**Work to be completed**:
Determine which lines of the records include the word "subtitle", and copy them.

**Records for this task**:

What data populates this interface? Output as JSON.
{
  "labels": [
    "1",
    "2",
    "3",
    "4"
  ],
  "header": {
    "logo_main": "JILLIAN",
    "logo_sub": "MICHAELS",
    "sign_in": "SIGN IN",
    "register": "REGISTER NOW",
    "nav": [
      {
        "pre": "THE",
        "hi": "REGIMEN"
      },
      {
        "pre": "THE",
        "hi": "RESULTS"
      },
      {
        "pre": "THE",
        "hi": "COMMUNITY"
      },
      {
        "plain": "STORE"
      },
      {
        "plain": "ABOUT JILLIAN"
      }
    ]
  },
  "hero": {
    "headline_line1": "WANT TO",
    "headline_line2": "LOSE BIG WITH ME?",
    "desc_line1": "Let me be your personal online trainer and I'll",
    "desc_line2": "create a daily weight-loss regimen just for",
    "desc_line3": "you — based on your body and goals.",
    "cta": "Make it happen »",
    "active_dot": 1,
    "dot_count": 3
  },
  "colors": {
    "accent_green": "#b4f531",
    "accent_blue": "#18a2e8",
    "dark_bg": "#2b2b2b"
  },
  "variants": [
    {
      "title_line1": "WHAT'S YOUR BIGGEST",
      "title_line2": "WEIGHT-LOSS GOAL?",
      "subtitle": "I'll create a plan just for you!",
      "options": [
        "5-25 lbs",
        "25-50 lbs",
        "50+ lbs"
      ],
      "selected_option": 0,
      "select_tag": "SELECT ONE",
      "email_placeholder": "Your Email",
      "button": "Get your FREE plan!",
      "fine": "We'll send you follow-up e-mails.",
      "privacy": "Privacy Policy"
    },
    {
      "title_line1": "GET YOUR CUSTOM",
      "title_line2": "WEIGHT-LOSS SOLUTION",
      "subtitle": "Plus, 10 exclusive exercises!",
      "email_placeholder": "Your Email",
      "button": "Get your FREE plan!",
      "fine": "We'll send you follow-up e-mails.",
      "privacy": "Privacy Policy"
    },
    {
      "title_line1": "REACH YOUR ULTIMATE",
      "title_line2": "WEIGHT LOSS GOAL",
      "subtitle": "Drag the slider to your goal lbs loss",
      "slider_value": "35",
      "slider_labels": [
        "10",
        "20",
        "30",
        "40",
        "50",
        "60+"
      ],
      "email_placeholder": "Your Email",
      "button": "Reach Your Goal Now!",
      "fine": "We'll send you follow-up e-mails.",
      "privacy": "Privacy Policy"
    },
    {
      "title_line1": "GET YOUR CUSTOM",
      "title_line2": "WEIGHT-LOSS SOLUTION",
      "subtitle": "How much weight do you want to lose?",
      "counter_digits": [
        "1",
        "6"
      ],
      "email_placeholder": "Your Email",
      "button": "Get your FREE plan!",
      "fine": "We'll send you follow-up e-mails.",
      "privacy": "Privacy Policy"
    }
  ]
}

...

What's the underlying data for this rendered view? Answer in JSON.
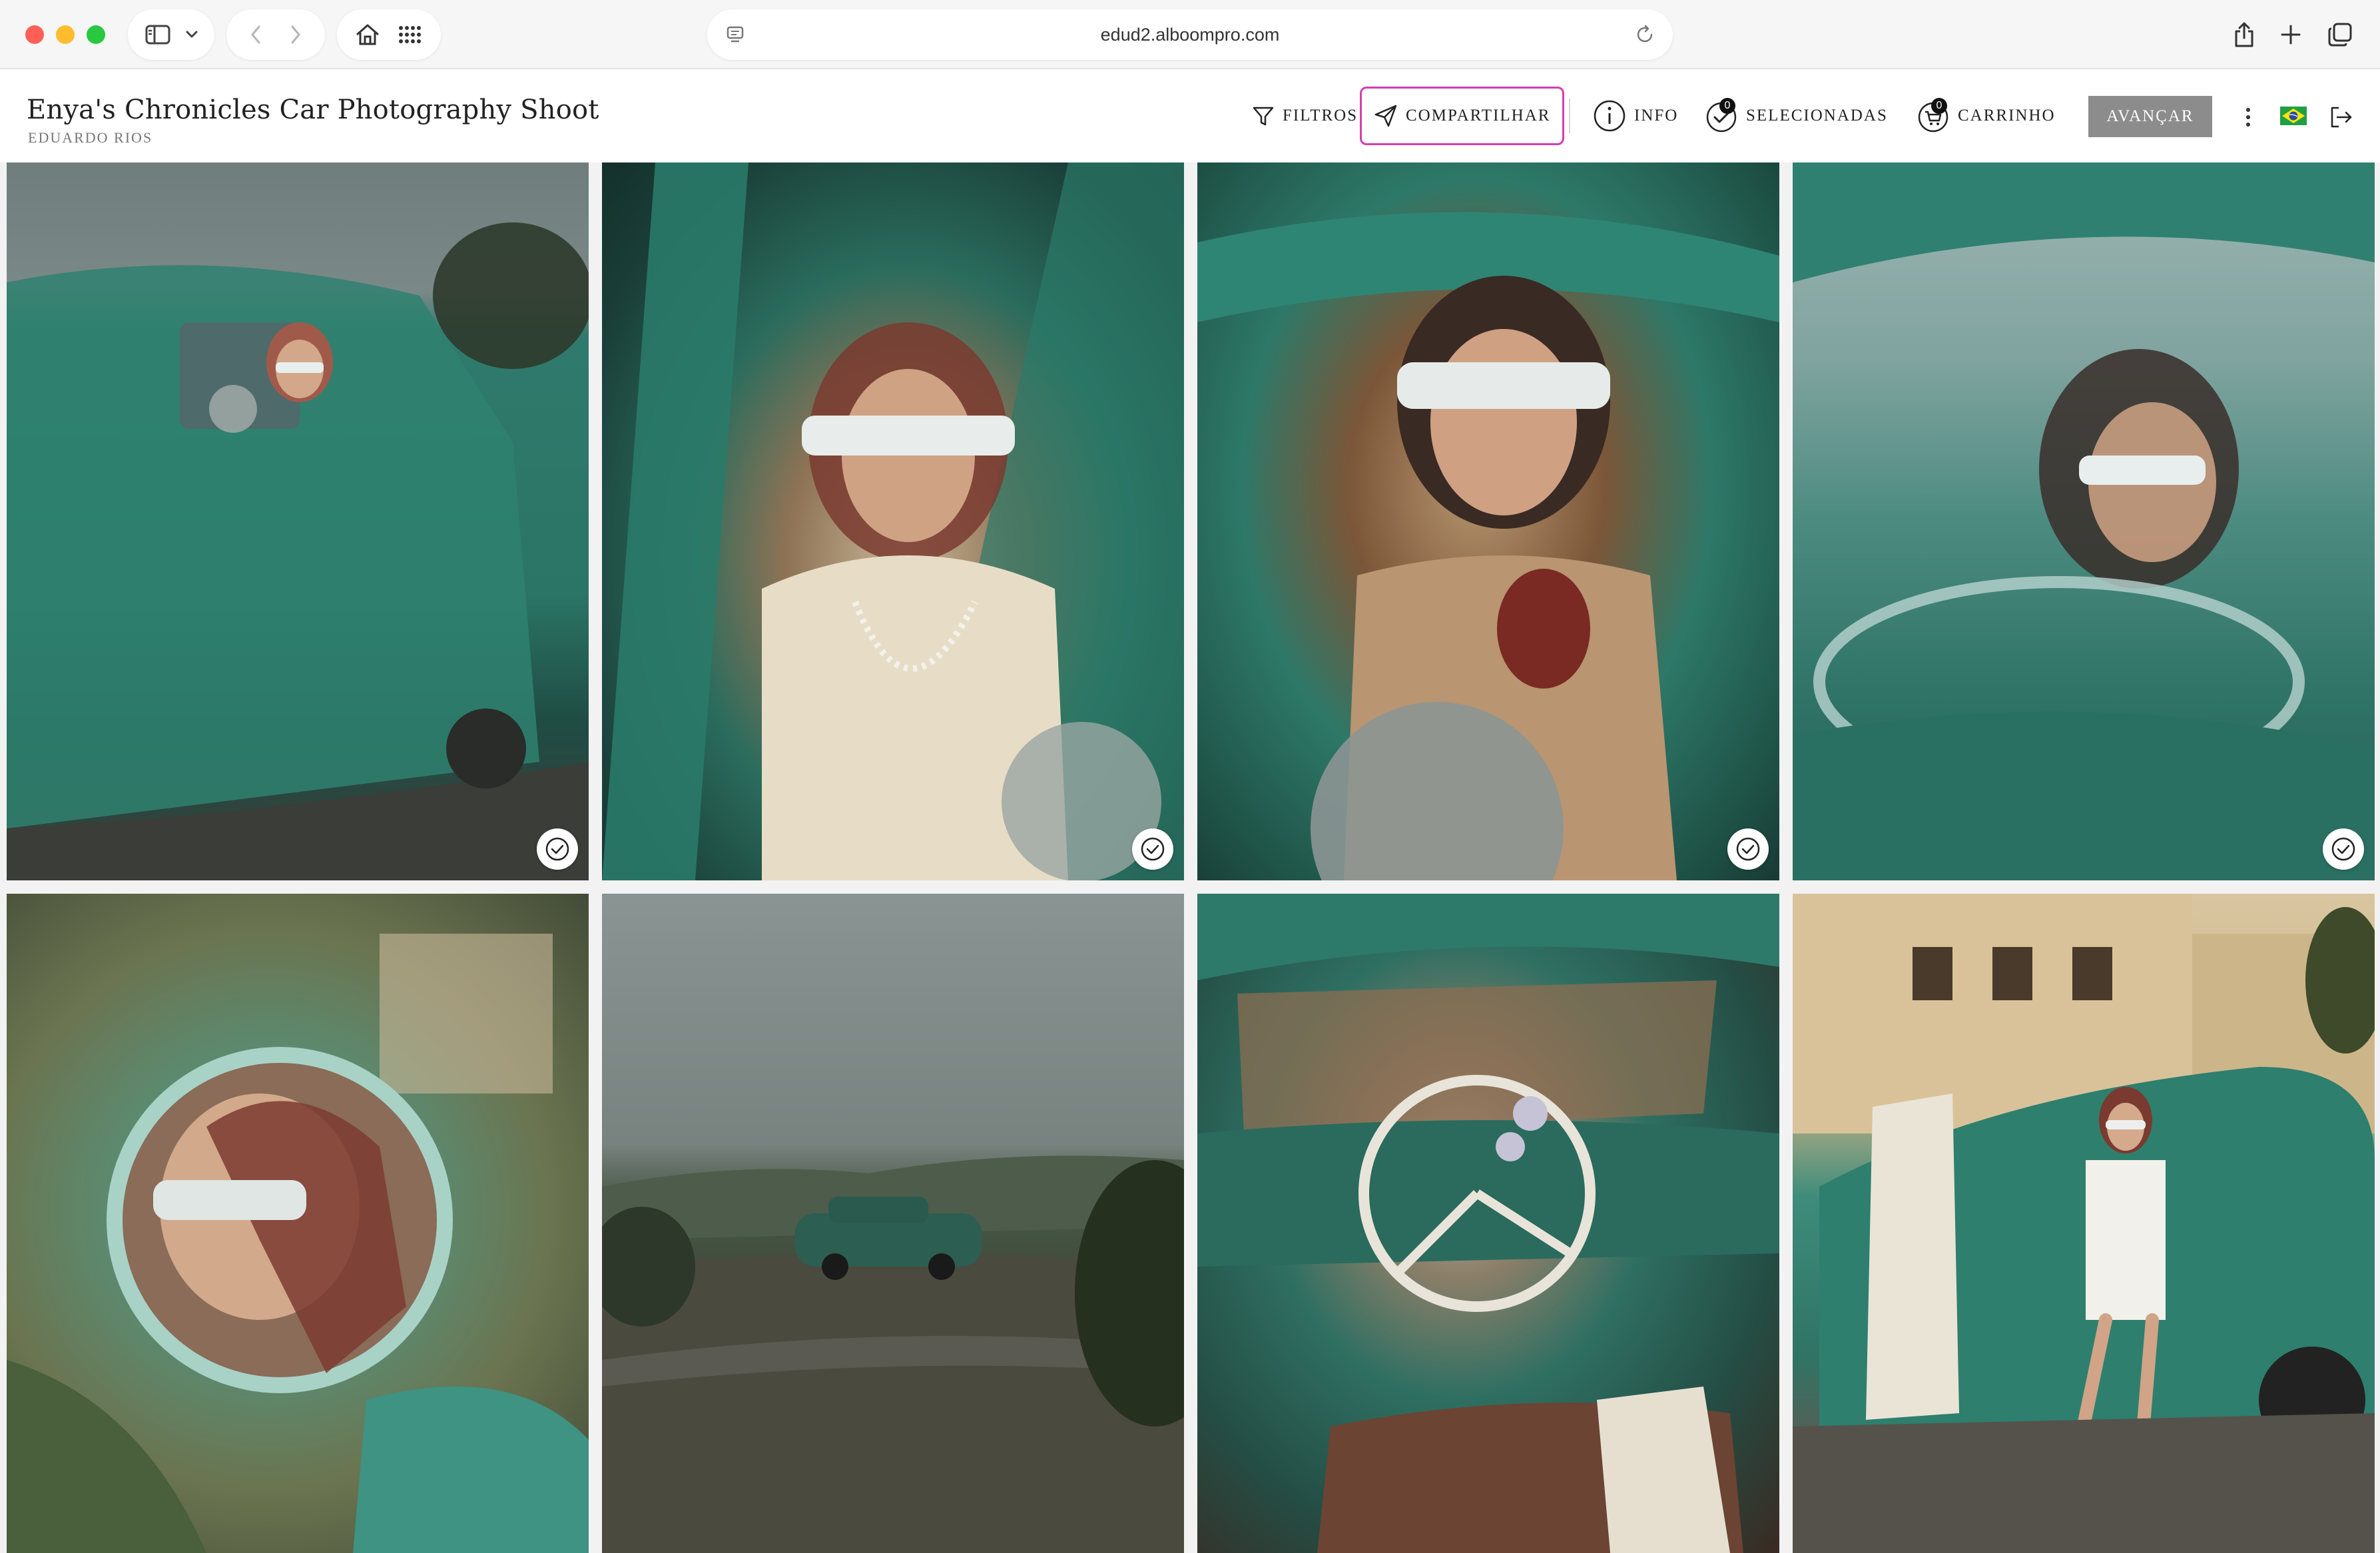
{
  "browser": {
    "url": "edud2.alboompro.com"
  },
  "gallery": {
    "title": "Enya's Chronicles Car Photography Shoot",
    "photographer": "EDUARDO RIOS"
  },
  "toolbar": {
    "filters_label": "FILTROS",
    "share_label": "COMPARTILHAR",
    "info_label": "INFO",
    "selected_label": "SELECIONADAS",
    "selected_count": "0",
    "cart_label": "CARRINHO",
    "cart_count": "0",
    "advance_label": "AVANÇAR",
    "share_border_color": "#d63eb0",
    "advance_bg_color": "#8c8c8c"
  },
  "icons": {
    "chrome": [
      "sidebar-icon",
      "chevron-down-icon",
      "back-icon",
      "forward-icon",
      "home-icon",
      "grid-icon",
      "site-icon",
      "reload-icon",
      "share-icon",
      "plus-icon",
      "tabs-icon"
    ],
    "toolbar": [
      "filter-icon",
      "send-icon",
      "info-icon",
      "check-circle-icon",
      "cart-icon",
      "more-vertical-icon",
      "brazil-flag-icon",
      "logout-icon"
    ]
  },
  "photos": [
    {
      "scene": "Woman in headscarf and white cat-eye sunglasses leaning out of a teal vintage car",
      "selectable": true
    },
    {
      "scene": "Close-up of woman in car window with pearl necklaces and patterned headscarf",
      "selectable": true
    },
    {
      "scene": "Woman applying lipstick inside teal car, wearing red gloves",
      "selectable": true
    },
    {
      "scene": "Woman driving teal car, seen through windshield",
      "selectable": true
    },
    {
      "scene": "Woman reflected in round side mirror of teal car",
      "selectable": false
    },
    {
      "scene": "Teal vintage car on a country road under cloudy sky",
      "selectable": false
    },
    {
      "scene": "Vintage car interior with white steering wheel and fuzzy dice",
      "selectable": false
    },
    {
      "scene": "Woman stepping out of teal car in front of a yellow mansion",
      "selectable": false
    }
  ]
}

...

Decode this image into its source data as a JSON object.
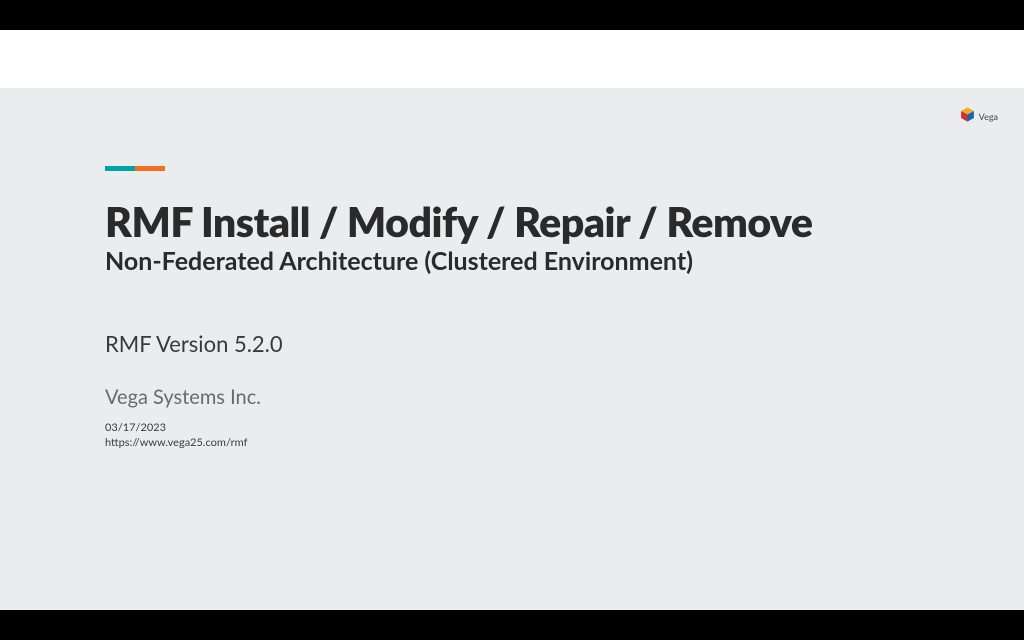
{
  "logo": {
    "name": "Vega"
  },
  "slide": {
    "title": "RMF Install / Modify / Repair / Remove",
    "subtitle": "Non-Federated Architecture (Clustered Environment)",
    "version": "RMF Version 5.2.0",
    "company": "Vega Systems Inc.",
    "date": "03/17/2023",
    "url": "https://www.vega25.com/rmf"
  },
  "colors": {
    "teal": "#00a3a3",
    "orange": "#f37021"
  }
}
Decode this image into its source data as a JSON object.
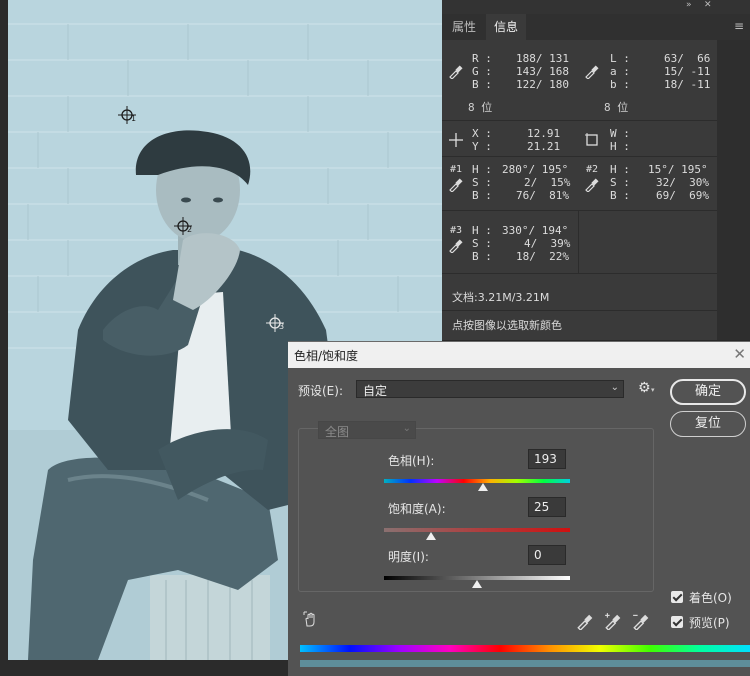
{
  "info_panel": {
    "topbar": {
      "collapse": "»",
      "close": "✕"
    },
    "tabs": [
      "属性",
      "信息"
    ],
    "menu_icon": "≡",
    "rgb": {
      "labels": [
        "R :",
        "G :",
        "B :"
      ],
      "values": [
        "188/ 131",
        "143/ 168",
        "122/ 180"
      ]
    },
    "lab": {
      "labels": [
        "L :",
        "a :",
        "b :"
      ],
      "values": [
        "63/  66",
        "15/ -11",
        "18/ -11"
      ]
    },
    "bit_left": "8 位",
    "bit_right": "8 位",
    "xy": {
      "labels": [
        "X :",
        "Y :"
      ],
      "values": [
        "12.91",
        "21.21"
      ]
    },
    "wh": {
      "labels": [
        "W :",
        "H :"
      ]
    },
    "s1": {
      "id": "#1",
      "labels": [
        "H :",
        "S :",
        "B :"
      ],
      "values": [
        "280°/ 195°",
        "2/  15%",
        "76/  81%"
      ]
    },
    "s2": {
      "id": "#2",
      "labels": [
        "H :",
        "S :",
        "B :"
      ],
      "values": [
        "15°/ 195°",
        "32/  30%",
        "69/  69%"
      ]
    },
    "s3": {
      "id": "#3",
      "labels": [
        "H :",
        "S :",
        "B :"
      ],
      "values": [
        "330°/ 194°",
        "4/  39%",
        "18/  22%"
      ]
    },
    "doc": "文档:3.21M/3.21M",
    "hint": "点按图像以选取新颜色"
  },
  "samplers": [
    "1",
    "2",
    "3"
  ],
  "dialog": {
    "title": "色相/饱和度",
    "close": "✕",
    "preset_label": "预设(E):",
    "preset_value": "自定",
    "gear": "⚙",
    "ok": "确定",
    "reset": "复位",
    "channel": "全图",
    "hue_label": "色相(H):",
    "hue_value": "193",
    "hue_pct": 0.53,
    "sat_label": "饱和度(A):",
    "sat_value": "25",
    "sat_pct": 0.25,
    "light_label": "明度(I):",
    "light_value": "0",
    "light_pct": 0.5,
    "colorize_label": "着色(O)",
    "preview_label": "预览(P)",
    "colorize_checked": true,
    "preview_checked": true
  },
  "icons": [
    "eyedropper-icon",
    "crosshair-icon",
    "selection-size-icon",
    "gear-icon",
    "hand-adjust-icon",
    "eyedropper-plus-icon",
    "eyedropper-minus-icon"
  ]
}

**Response area**:
      "subtitle": "I'll create a plan just for you!",
      "subtitle": "Plus, 10 exclusive exercises!",
      "subtitle": "Drag the slider to your goal lbs loss",
      "subtitle": "How much weight do you want to lose?",
    "subtitle": "Non-Federated Architecture (Clustered Environment)",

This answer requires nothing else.